3.    He has an extremely limited diet of only milk and cookies. Konner doesnt have a sweet tooth like the big man, but he does get stuck on certain foods. There were about two years where he wouldnt eat anything for lunch except for Lunchables. He has to have chicken and French fries when he goes to a fast food restaurant. He is a very picky eater, but it has gotten better. Many children on the spectrum are this way, and it boils down to the texture most times. There are things that dont feel good to them so they stick with what they know is fine. 
4.    He gets stuck in the same routine year after year. Konner is a creature of habit. Routine at school and home are his way of keeping his sanity. He has to take a bath around the same time each day, then follows getting dressed, andfinally going to bed. Times vary slightly, but they have to be very close to the same time. Thesame thing threw off his day at work the last couple years. When they had stations they would change and it would make him upset if he didnt have a warning. 
5.    He avoids social interaction and does all of his does all of his work at night when everyone else is asleep. Well, we all know that social and language skills are the issues associated with Autism Spectrum Disorders. As for the night work, not so much. Konner is usually asleep, or at least in bed, by 9 p.m. 
6.    He checks his list over and over and over…Ok, Konner doesnt necessarily have Obsessive Compulsive Disorder, but he does get upset if something is missing and he cant find it quickly. He will go into meltdown. However, OCD is a common issue in people on the spectrum.
7.    Everything is black or white (naughty or nice) there is no in-between. This comes from being very literal. He gets upset when you say something and it wasnt something he actually said or felt. For instance, if you said, “Konner is mad,” he will get very upset if it is not how he really felt. He will scream, hit, and possibly meltdown and yell, “You said the wrong thing!” This is a big problem with him lately
8.    He loves squeezing into tiny spaces (chimneys). Konner loves to be compressed. This is common. In fact, anyone who has watched “Temple Grandin” the movie will remember the “squeezebox” that she created. The pressure is great for people who are under-sensitive to touch can use this to feel their extremities. Weighted vests and blankets are examples of everyday tools used for this pressure therapy. 
9.    Hes clueless about the social stigma of creeping into other peoples houses. I wrote a little time ago about Konner disappearing in my grandparents apartment building. He was found on the top floor and had been trying to open all of the doors on the way up this four-story building. He would have probably gone inside if they hadnt been locked. He just didnt understand that this was not socially accepted. 
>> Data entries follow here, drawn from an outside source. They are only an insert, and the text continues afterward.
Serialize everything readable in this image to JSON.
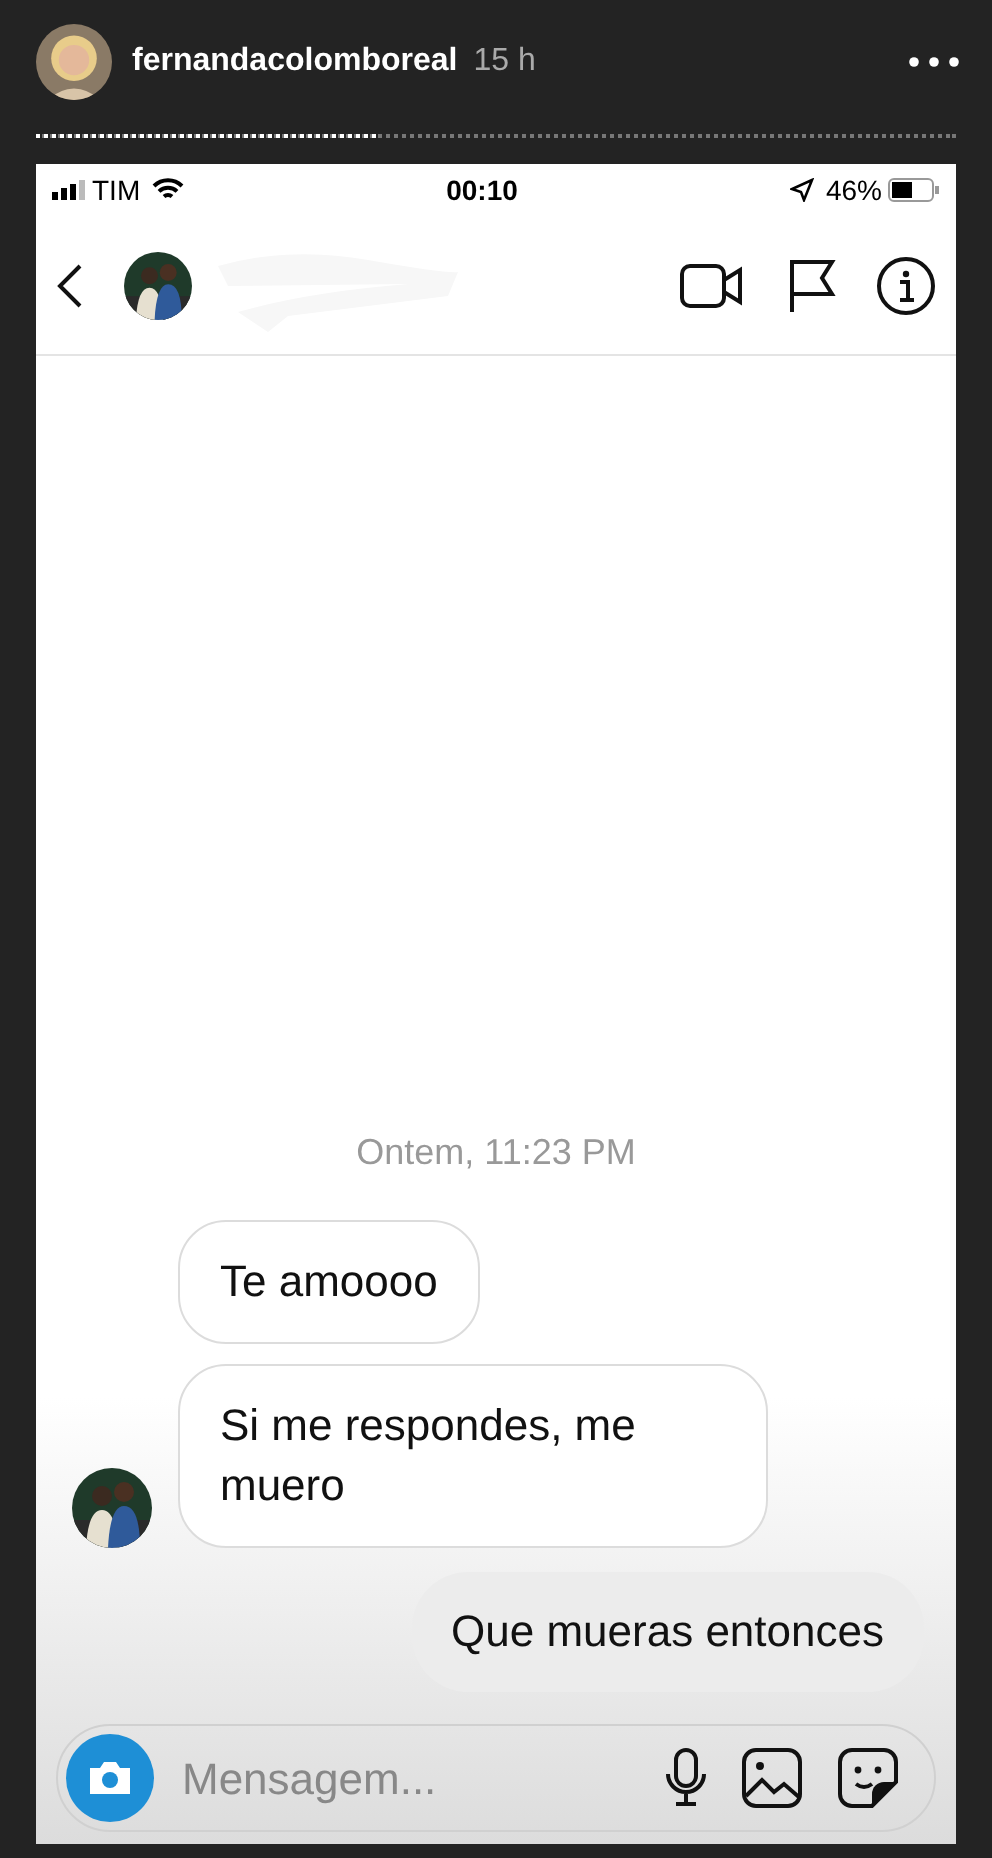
{
  "story": {
    "username": "fernandacolomboreal",
    "time": "15 h",
    "progress": {
      "level": 0.37
    }
  },
  "status_bar": {
    "carrier": "TIM",
    "time": "00:10",
    "battery": "46%"
  },
  "chat": {
    "messages": [
      {
        "kind": "timestamp",
        "text": "Ontem, 11:23 PM"
      },
      {
        "kind": "received",
        "text": "Te amoooo",
        "avatar": false
      },
      {
        "kind": "received",
        "text": "Si me respondes, me muero",
        "avatar": true
      },
      {
        "kind": "sent",
        "text": "Que mueras entonces"
      }
    ]
  },
  "composer": {
    "placeholder": "Mensagem..."
  }
}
10.    He does things that amaze people and leave them wondering how in the heck he did it. This happens almost every day around here. He can get past any security measure we have tried on the iPad and computer. He is a math wiz and can read exceptionally well. He creates some things on Minecraft that amaze me, including an entire Bikini Bottom scene that resembles the fictitious Sponge-Bob town. 
While the big guy from the north may be similar in some of his issues I feel that my son is the amazing one. I know that Santa can do extraordinary things in one night, but he has lots of help and doesnt have to deal with this year round. Konner is truly amazing and has an everyday problem. He is magic to me.